Minimum pricing on alcohol now looks like a done deal, and I suspect we must make the best of it and move on. However, before we do so - and at the risk of creating a furore among virtually the whole alcohol supply trade - I keep wondering if we are once again piling ill-thought-out and complex regulation on to the statute book unnecessarily?

Excise duty already exists as a revenue generator and control mechanism for alcohol, and has been used for many years to manage affordability as well as to raise tax receipts. We are now told we need a minimum price control mechanism in addition to this to control consumption (conveniently ignoring the fact that per head consumption is decreasing of its own accord).

A part of the dilemma, and perhaps the first port of call for legislators, is the ad hoc nature of the duty regime on alcohol. At present, the only mechanism to properly recognise the alcoholic unit content is that of spirits: volume multiplied by alcoholic strength. This currently produces a duty charge of 27p per unit on spirits.

There are much wider variances in other areas. beer and lager is banded into three - low, normal and super - with duty per unit 10p on Skol, 20p on Stella and 24p on Special Brew.
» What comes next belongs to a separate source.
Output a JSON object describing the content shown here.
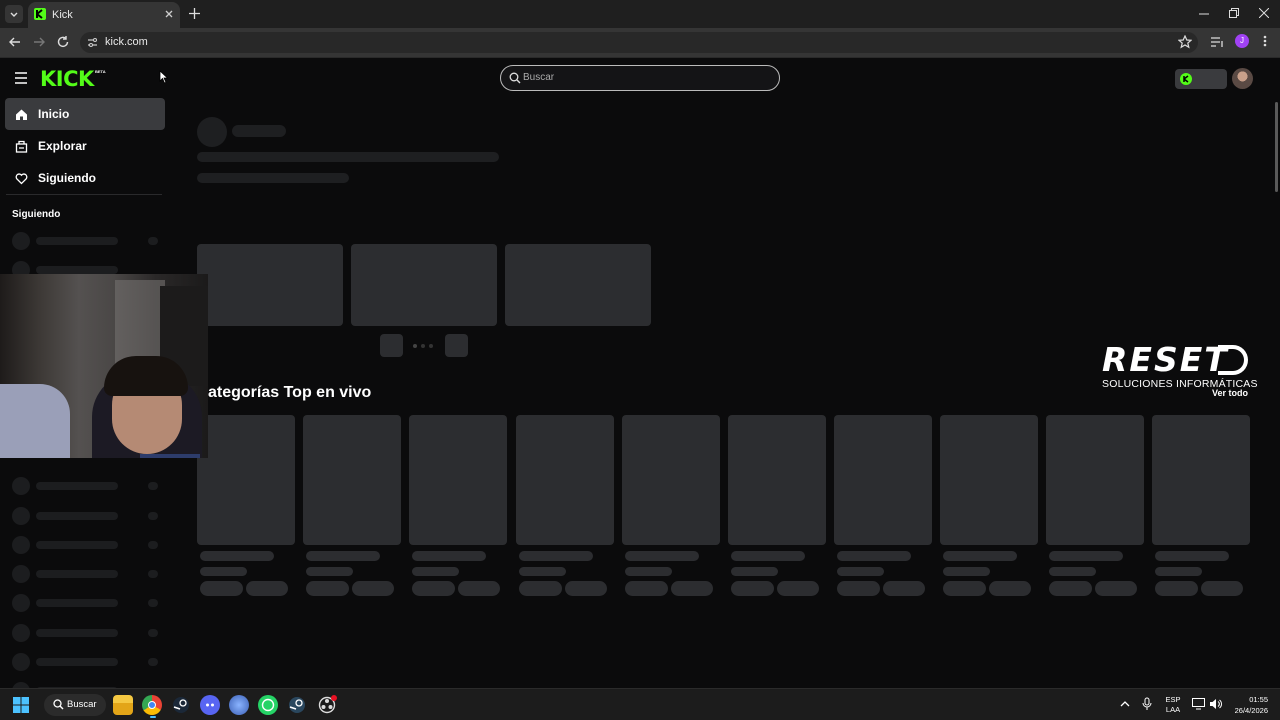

On cider, rates are banded at up to 7.5% abv and between 7.5% and 8.5%, but the per unit result is the same - just 7p. A similar rate applies to low-abv sparkling perry.

Wines are also banded and most wines pay the same duty as the band is so wide - from 5.5% to 15% abv. This means wines toward the top of the range attract a significantly lower rate per unit: 18p for Hardy’s Stamp Red against 25p for a wine with 10% abv. Ironically, this banding means the new lower bands of 4% to 5.5% for low alcohol brands such as First Cape actually attract a 20p per unit charge.

One suspects that vested interests would make a ‘proper’ realignment by alcohol units politically more difficult than the proposed minimum price, although that seems to me to be the grown-up, long-term solution if the government were really serious about this matter. This would allow a consistent policy in future years rather than ad hoc tinkering.

I should point out that the independent sector broadly welcomes minimum pricing as a means of curtailing the race to the bottom by the multiples, and my proposal would need further safeguards to be effective - preferably a ban on below-cost selling. However, it does seem to me that a serious solution really should involve a strict relationship between duty charged and alcohol units.